London Broncos appear to have been doomed to spending a single season back in the Betfred Super League under rugby league’s new grading criteria which will determine the composition of the top flight from 2025 onwards.
The Broncos, who stunned Toulouse to clinch promotion via the Championship Grand Final earlier month, have been ranked a lowly 24th in the indicative grades which were released by RL Commercial and their strategic partner, the sports media giant IMG, on Wednesday.
Under the new criteria, promotion and relegation will be axed next year and replaced by a system which awards points across five key factors including support base, performance, finances, facilities and community integration – with the top 12 scorers automatically assuming a Super League place.
Indicative Club Gradings have been announced pic.twitter.com/1H2jp2gaHi
— Rugby Football League (@TheRFL) October 25, 2023
Seven clubs – Leeds, Wigan, St Helens, Catalans Dragons, Warrington, Hull KR and Hull FC – have been awarded Grade A status, which effectively makes them immune to relegation, with the remaining places allocated to the best-scoring Grade B clubs.

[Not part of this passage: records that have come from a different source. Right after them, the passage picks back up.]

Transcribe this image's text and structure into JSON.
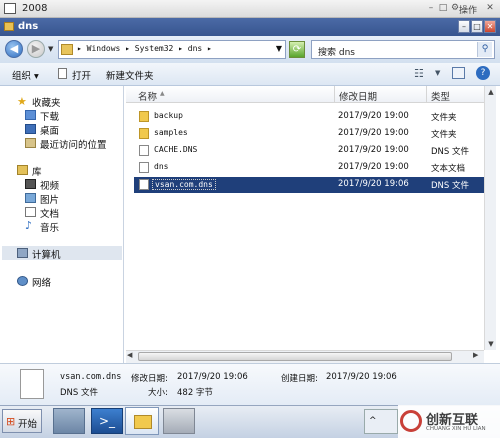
{
  "outer": {
    "title": "2008",
    "ops_label": "操作"
  },
  "window": {
    "title": "dns"
  },
  "address": {
    "path": "▸ Windows ▸ System32 ▸ dns ▸",
    "search_placeholder": "搜索 dns"
  },
  "toolbar": {
    "organize": "组织 ▾",
    "open": "打开",
    "new_folder": "新建文件夹"
  },
  "nav": {
    "favorites": "收藏夹",
    "favorites_items": [
      "下载",
      "桌面",
      "最近访问的位置"
    ],
    "library": "库",
    "library_items": [
      "视频",
      "图片",
      "文档",
      "音乐"
    ],
    "computer": "计算机",
    "network": "网络"
  },
  "columns": {
    "name": "名称",
    "sort_arrow": "▲",
    "date": "修改日期",
    "type": "类型"
  },
  "files": [
    {
      "name": "backup",
      "date": "2017/9/20 19:00",
      "type": "文件夹",
      "kind": "folder"
    },
    {
      "name": "samples",
      "date": "2017/9/20 19:00",
      "type": "文件夹",
      "kind": "folder"
    },
    {
      "name": "CACHE.DNS",
      "date": "2017/9/20 19:00",
      "type": "DNS 文件",
      "kind": "file"
    },
    {
      "name": "dns",
      "date": "2017/9/20 19:00",
      "type": "文本文档",
      "kind": "file"
    },
    {
      "name": "vsan.com.dns",
      "date": "2017/9/20 19:06",
      "type": "DNS 文件",
      "kind": "file",
      "selected": true
    }
  ],
  "details": {
    "filename": "vsan.com.dns",
    "modified_label": "修改日期:",
    "modified": "2017/9/20 19:06",
    "created_label": "创建日期:",
    "created": "2017/9/20 19:06",
    "filetype": "DNS 文件",
    "size_label": "大小:",
    "size": "482 字节"
  },
  "taskbar": {
    "start": "开始"
  },
  "watermark": {
    "text": "创新互联",
    "sub": "CHUANG XIN HU LIAN"
  },
  "colors": {
    "selection": "#1f3f7a",
    "title_bar": "#3d5c98"
  }
}
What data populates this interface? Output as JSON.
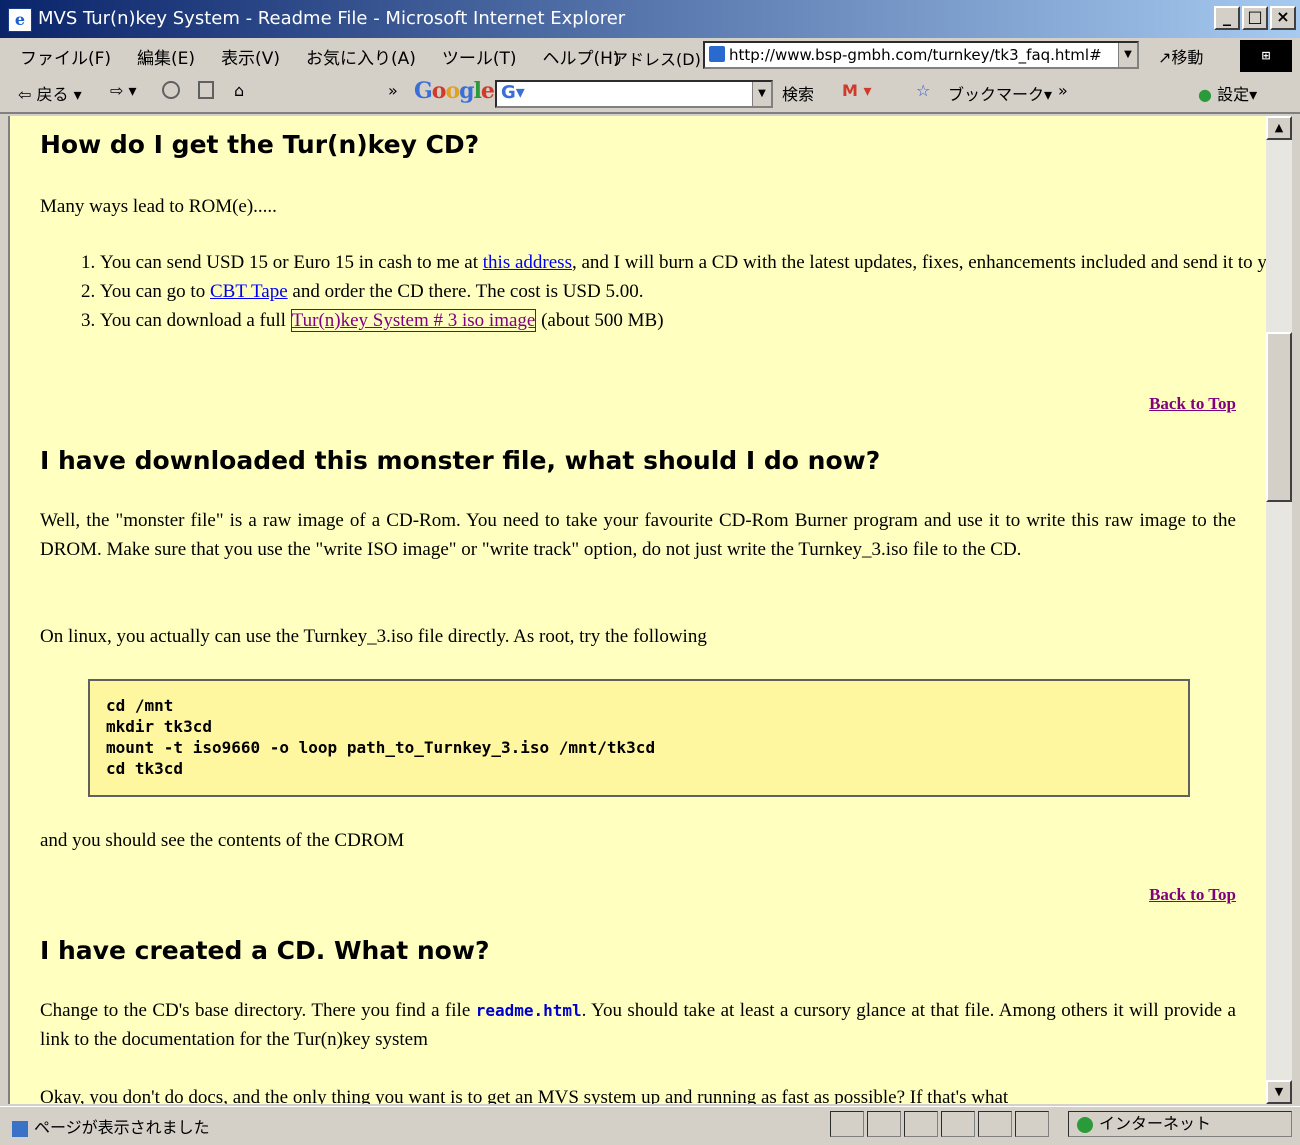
{
  "window": {
    "title": "MVS Tur(n)key System - Readme File - Microsoft Internet Explorer",
    "controls": [
      "_",
      "□",
      "×"
    ]
  },
  "menubar": {
    "items": [
      "ファイル(F)",
      "編集(E)",
      "表示(V)",
      "お気に入り(A)",
      "ツール(T)",
      "ヘルプ(H)"
    ],
    "address_label": "アドレス(D)",
    "address_value": "http://www.bsp-gmbh.com/turnkey/tk3_faq.html#",
    "go_label": "移動"
  },
  "toolbar": {
    "back": "戻る",
    "google_logo": "Google",
    "search_label": "検索",
    "bookmark_label": "ブックマーク",
    "settings_label": "設定"
  },
  "content": {
    "h1": "How do I get the Tur(n)key CD?",
    "intro": "Many ways lead to ROM(e).....",
    "list": [
      {
        "pre": "You can send USD 15 or Euro 15 in cash to me at ",
        "link": "this address",
        "post": ", and I will burn a CD with the latest updates, fixes, enhancements included and send it to you"
      },
      {
        "pre": "You can go to ",
        "link": "CBT Tape",
        "post": " and order the CD there. The cost is USD 5.00."
      },
      {
        "pre": "You can download a full ",
        "link": "Tur(n)key System # 3 iso image",
        "post": " (about 500 MB)"
      }
    ],
    "back_to_top": "Back to Top",
    "h2": "I have downloaded this monster file, what should I do now?",
    "p2": "Well, the \"monster file\" is a raw image of a CD-Rom. You need to take your favourite CD-Rom Burner program and use it to write this raw image to the DROM. Make sure that you use the \"write ISO image\" or \"write track\" option, do not just write the Turnkey_3.iso file to the CD.",
    "p3": "On linux, you actually can use the Turnkey_3.iso file directly. As root, try the following",
    "code": "cd /mnt\nmkdir tk3cd\nmount -t iso9660 -o loop path_to_Turnkey_3.iso /mnt/tk3cd\ncd tk3cd",
    "p4": "and you should see the contents of the CDROM",
    "h3": "I have created a CD. What now?",
    "p5_pre": "Change to the CD's base directory. There you find a file ",
    "p5_code": "readme.html",
    "p5_post": ". You should take at least a cursory glance at that file. Among others it will provide a link to the documentation for the Tur(n)key system",
    "p6": "Okay, you don't do docs, and the only thing you want is to get an MVS system up and running as fast as possible? If that's what"
  },
  "statusbar": {
    "text": "ページが表示されました",
    "zone": "インターネット"
  }
}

London scored just 8.07 out of a possible 25 under the new metric, leaving them, for example, six places below Newcastle Thunder, who resigned from the league and declared themselves unsustainable in the wake of relegation from the Championship last month.
IMG vice-president Matt Dwyer, who is heading the project, denied it was impossible for London to stay up but conceded: “Across all categories London need to be improving, (and) there’s plenty of room for them to improve.

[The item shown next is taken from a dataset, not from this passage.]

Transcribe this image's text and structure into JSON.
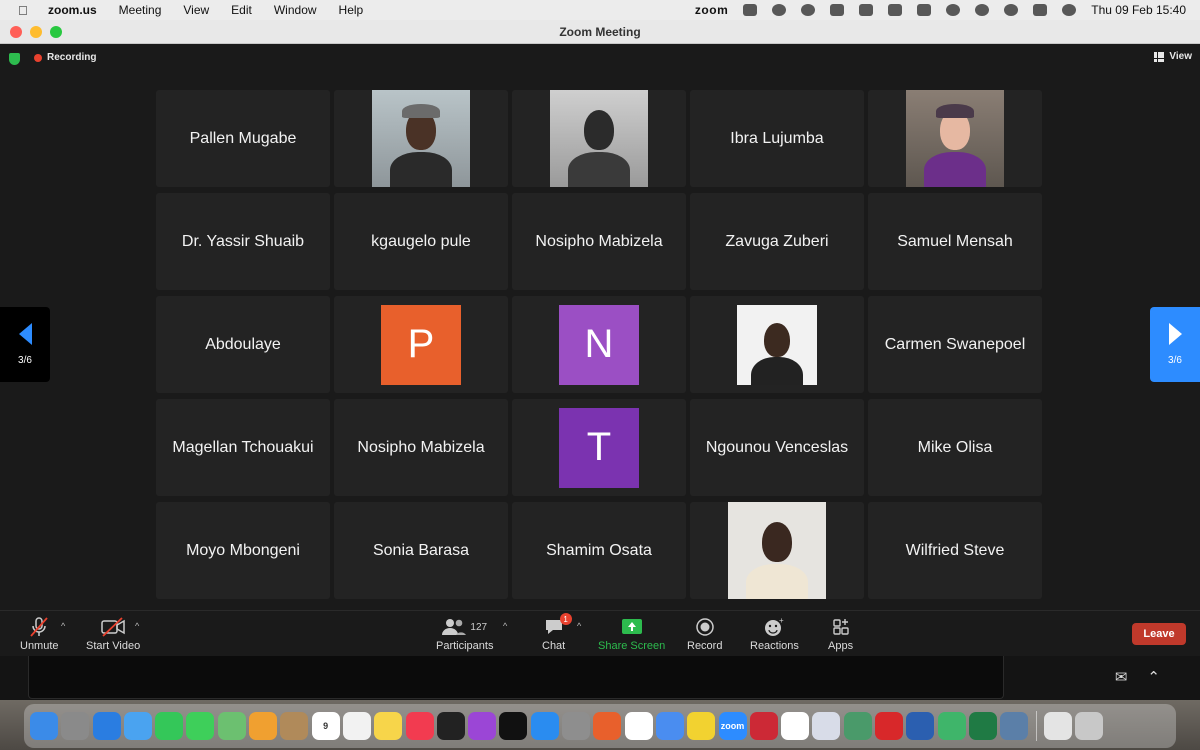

“I would suggest that in 2024 they will be wanting to perform as well as they can to move along that path to being a category A club, and that’s what we’re aiming for.”
The Broncos’ score represented another blow for the sport in the capital, long championed as a “key area for growth” by rugby league chiefs, following the loss of London Skolars at the end of last season.
The Broncos failed to make significant inroads despite spending 14 consecutive seasons in the top flight following the advent of Super League in 1996, playing at a number of different venues including their current home at Plough Lane.
In a measured statement, Broncos chairman David Hughes said: “While accepting the score given, we will now look to work together as a club to improve on this score with the long-term ambition of achieving an A grade.
“Following the magnificent success of securing promotion from the Championship last season the club now looks to build on the strong foundations we have built in Wimbledon and last year’s achievements on the pitch, as we look to establish London Broncos as a Super League club now and in years to come.”
Dwyer also is refusing to give up on the prospect of establishing a permanent Super League force in London, adding: “Interest and participation is still quite high in London, so it still has the base that should make it a core market going forward.
“All that has been identified is the challenge we have to grow the market based off that score for London. It’s a hard market to crack and it’s a market we’ve tried to crack for a long time. It has the right ingredients, but we have to put those ingredients together and bake the cake.”
Based on the current rankings, which have been released in order to give clubs just under a year to address issues and potentially move up the table which will be released at the end of next season, Toulouse and Wakefield would be promoted back into Super League at the expense of London and 13th-placed Castleford.
Castleford have indicated they intend to appeal their indicative grade based on confusion over a point relating to finance, which if accepted would move them into the top 12 at the expense of Challenge Cup winners Leigh Leopards.
Championship winners Featherstone, who lost to the Broncos in their play-off semi-final, also expressed concern over the grading criteria which appear to diminish their own long-held hopes of reaching the top flight.
Featherstone rank 15th on the current list with a score of 10.65, meaning only a prospective expansion of Super League to 14 teams would give them a realistic chance of promotion.
In a wide-ranging statement, Featherstone questioned the weighting of some of the criteria towards what it called “future promises of potential” and said it was deflecting from deeper issues within the game.
📊 𝙄𝙈𝙂 𝙂𝙍𝘼𝘿𝙄𝙉𝙂
Featherstone Rovers have been awarded a B rating in the indicative grading process. This has no bearing on our position in 2024.
— Featherstone Rovers (@FevRoversRLFC) October 25, 2023
“The leaders of the game, including key partners such as IMG, should urgently refocus its attentions on the marketing of the game rather than waste any more time on looking at structures and scoring systems,” said the statement.
“The excitement and jeopardy of our game is driven by what happens on the pitch, as has been admirably shown by London Broncos in their run to Super League.
“We have been promised that this would be at the forefront of the strategy under IMG – we remain unconvinced.”